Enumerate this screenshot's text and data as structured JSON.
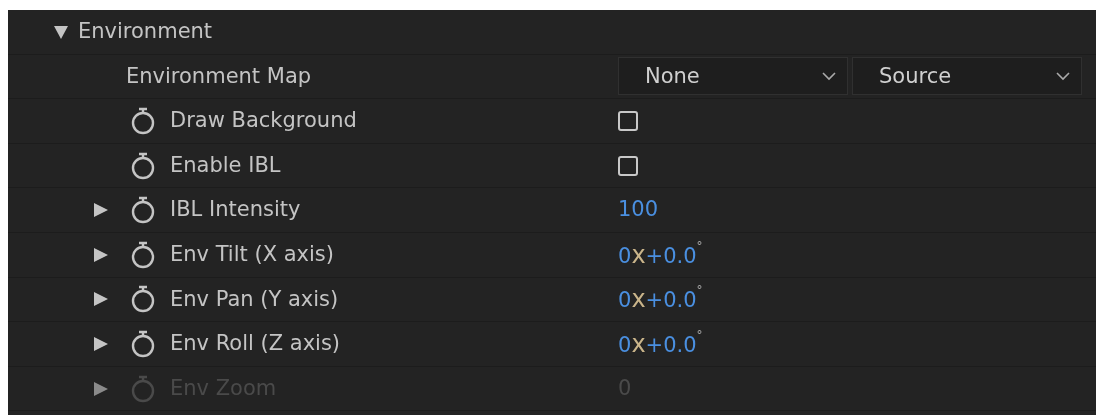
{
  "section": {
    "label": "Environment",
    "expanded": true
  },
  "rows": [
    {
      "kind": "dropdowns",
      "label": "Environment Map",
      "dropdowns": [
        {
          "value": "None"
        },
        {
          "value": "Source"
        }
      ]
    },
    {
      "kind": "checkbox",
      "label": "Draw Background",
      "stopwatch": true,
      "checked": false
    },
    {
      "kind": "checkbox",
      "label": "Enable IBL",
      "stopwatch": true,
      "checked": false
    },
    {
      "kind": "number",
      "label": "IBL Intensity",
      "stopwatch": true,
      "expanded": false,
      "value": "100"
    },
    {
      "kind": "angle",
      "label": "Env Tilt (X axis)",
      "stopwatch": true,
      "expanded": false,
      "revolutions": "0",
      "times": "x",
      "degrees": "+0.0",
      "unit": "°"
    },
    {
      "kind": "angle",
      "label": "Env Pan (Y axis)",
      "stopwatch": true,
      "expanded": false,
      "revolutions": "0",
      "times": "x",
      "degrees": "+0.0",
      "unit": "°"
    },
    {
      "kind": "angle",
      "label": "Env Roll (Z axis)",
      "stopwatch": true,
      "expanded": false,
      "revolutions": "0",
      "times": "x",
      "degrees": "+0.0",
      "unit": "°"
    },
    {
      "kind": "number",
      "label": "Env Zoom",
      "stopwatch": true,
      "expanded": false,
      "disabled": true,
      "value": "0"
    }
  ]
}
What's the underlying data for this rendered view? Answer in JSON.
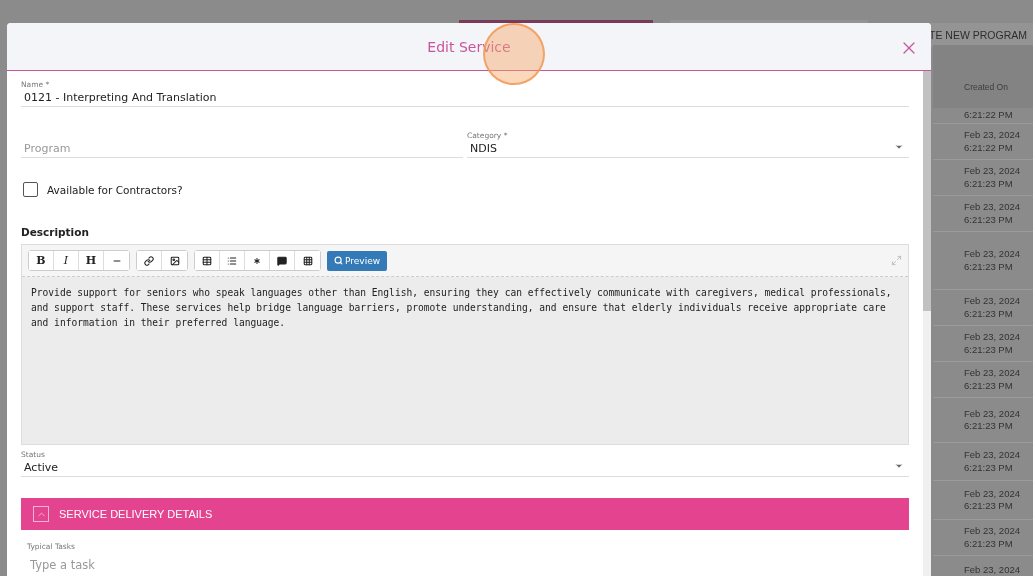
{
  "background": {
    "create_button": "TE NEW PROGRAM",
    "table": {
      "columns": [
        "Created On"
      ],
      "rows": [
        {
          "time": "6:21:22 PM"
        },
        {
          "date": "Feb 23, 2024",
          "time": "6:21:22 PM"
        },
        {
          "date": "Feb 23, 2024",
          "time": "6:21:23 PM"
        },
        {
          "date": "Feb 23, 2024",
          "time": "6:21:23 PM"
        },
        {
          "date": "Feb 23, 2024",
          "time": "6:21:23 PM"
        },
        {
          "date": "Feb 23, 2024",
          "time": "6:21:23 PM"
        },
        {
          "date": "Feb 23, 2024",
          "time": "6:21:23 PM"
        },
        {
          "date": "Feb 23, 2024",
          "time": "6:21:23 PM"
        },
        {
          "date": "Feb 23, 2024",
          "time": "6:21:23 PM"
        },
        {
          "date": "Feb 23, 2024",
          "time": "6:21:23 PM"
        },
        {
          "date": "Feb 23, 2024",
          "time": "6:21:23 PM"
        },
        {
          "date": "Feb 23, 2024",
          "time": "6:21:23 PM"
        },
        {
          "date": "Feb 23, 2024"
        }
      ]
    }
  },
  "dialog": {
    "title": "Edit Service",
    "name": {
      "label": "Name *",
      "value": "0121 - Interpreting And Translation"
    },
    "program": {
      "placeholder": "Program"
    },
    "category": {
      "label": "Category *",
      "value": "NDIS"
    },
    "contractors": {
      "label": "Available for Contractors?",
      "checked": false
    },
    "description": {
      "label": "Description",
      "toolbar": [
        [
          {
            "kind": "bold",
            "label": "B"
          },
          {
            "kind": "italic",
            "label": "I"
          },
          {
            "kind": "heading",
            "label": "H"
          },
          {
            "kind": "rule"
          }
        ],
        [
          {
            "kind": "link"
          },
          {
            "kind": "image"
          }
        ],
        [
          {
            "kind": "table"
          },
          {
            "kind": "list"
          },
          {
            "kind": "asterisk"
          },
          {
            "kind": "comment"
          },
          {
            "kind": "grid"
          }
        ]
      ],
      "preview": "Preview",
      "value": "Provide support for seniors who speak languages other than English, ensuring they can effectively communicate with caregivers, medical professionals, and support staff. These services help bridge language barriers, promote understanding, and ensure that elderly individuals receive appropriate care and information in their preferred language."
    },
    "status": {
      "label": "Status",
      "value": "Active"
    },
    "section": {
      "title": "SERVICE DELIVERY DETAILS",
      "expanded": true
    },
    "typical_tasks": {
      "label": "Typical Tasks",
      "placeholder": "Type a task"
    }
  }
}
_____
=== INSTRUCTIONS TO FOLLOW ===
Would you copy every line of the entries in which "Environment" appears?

=== SOLUTION FOR THIS PROBLEM ===
    "label": "Environment",
      "label": "Environment Map",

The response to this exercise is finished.